Before Donald Trump finally held a presser to denounce racism as "evil," MSNBC's Donny Deutsch called him a racist due to his history of embracing racist things.
Over the weekend, Donald Trump took a lot of heat for his mealymouthed response to the neo-Nazi protest that ended up in violence in Charlottesville.
MSNBC's Morning Joe was discussing Trump's "many sides" description of the events that took place in North Carolina and the panel members were perturbed.
When host Willie Geist turned to Donny Deutsch and said, " You know Donny, if you look and read through some of the white nationalist websites and the media and propaganda that they put out - they were very pleased with what Donald Trump did on Saturday. They viewed that as a victory."
Deutsch replied, "What a pathetic, sniveling little man our president is, a coward."
Donny said how easy it is to use terms like Nazis and the Ku Klux Klan given they stand for things like lynching African-Americans and exterminating Jews.
He continued, "Mr. President, can you not condemn those people? Are you in support of that, is that what this is? It is so disgusting and repulsive."
"When you watch him speak,- we've seen him speak passionately. When he was almost reading that text almost like he didn't want to and then when he got animated was when he got to the "many sides part," Donny said.
"Joe has asked me many times on this show, 'you know, Donnie, we've known Trump for years, he says racist things, but he's not really a racist."
"No, he is a racist." Deutsch continued:
"He is a racist. Can we say it once and a for all when we look at his history. When we look at the housing issues. He's talked about reverse discrimination against whites, the birther movement. We have a racist as a president because a man who can't stand up and condemn Ku Klux Klan and Nazism, is a racist."
If Trump wasn't so roundly criticized over his refusal to condemn white nationalism and neo-Nazis, he never would have made a statement today.

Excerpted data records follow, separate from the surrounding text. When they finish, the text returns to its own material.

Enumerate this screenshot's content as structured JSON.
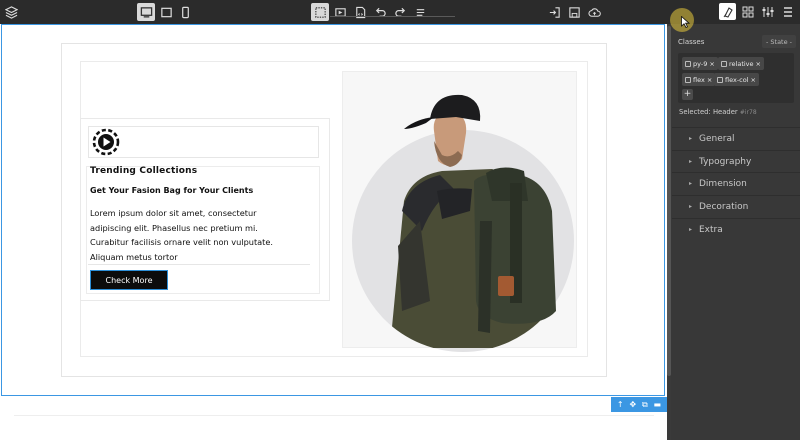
{
  "toolbar": {
    "left_icons": [
      "layers-icon"
    ],
    "device_icons": [
      "desktop-icon",
      "tablet-icon",
      "mobile-icon"
    ],
    "center_icons": [
      "outline-icon",
      "preview-icon",
      "code-icon",
      "undo-icon",
      "redo-icon",
      "menu-icon"
    ],
    "right_icons": [
      "import-icon",
      "save-icon",
      "cloud-upload-icon"
    ]
  },
  "content": {
    "title": "Trending Collections",
    "subtitle": "Get Your Fasion Bag for Your Clients",
    "body_lines": [
      "Lorem ipsum dolor sit amet, consectetur",
      "adipiscing elit. Phasellus nec pretium mi.",
      "Curabitur facilisis ornare velit non vulputate.",
      "Aliquam metus tortor"
    ],
    "cta_label": "Check More",
    "image": "person-with-backpack-image"
  },
  "selection_toolbar": {
    "icons": [
      "arrow-up-icon",
      "move-icon",
      "copy-icon",
      "delete-icon"
    ]
  },
  "panel": {
    "tabs": [
      "style-manager-icon",
      "blocks-icon",
      "settings-icon",
      "layer-manager-icon"
    ],
    "classes_label": "Classes",
    "state_label": "- State -",
    "tags": [
      "py-9",
      "relative",
      "flex",
      "flex-col"
    ],
    "add_label": "+",
    "selected_label": "Selected:",
    "selected_value": "Header",
    "selected_id": "#ir78",
    "sections": [
      "General",
      "Typography",
      "Dimension",
      "Decoration",
      "Extra"
    ]
  },
  "colors": {
    "accent": "#3b97e3",
    "panel_bg": "#383838",
    "toolbar_bg": "#2b2b2b",
    "cta_bg": "#0c0c0c"
  }
}
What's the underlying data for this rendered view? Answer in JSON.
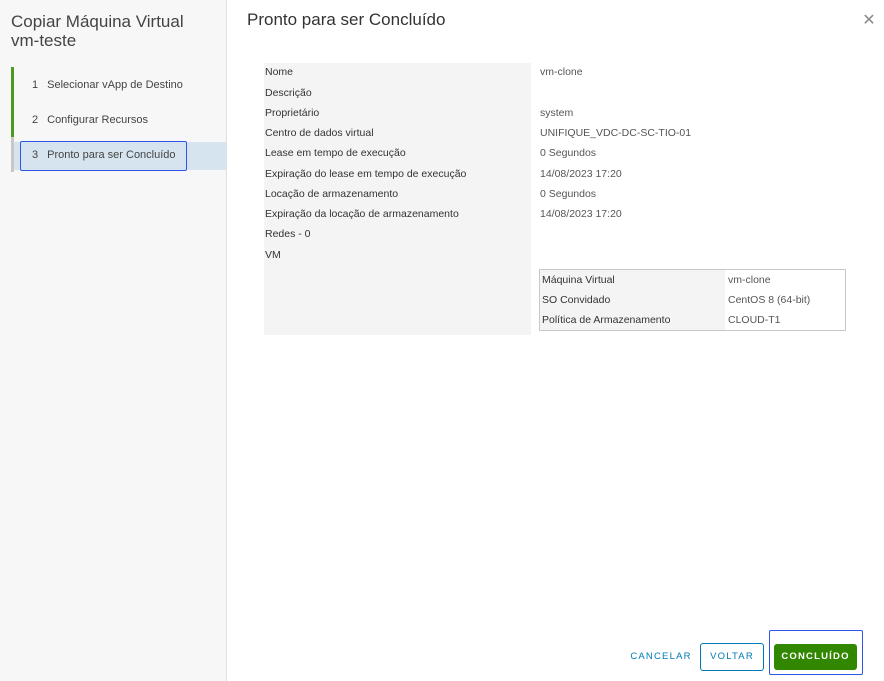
{
  "wizard": {
    "title": "Copiar Máquina Virtual vm-teste",
    "steps": [
      {
        "num": "1",
        "label": "Selecionar vApp de Destino"
      },
      {
        "num": "2",
        "label": "Configurar Recursos"
      },
      {
        "num": "3",
        "label": "Pronto para ser Concluído"
      }
    ]
  },
  "main": {
    "title": "Pronto para ser Concluído",
    "close_icon": "close-icon",
    "summary": [
      {
        "label": "Nome",
        "value": "vm-clone"
      },
      {
        "label": "Descrição",
        "value": ""
      },
      {
        "label": "Proprietário",
        "value": "system"
      },
      {
        "label": "Centro de dados virtual",
        "value": "UNIFIQUE_VDC-DC-SC-TIO-01"
      },
      {
        "label": "Lease em tempo de execução",
        "value": "0 Segundos"
      },
      {
        "label": "Expiração do lease em tempo de execução",
        "value": "14/08/2023 17:20"
      },
      {
        "label": "Locação de armazenamento",
        "value": "0 Segundos"
      },
      {
        "label": "Expiração da locação de armazenamento",
        "value": "14/08/2023 17:20"
      },
      {
        "label": "Redes - 0",
        "value": ""
      },
      {
        "label": "VM",
        "value": ""
      }
    ],
    "vm_table": [
      {
        "label": "Máquina Virtual",
        "value": "vm-clone"
      },
      {
        "label": "SO Convidado",
        "value": "CentOS 8 (64-bit)"
      },
      {
        "label": "Política de Armazenamento",
        "value": "CLOUD-T1"
      }
    ]
  },
  "footer": {
    "cancel_label": "CANCELAR",
    "back_label": "VOLTAR",
    "done_label": "CONCLUÍDO"
  },
  "colors": {
    "accent": "#0079b8",
    "primary_button": "#318700",
    "step_complete": "#4c9a1f",
    "active_step_bg": "#d6e4ef",
    "focus_outline": "#2f54eb"
  }
}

It took a meeting with Jeff Sessions, someone who knows a bit about skirting charges of racism while serving the "needs" of White southerners, and FBI Director Christopher Wray to probably persuade him to make these comments:
"Racism is evil and those who cause violence in its name are criminals and thugs, including the KKK, neo-Nazis, white supremacists and other hate groups that are repugnant to what we hold dear as Americans,” Trump said.
Too little, and decades too late, for the birther in chief.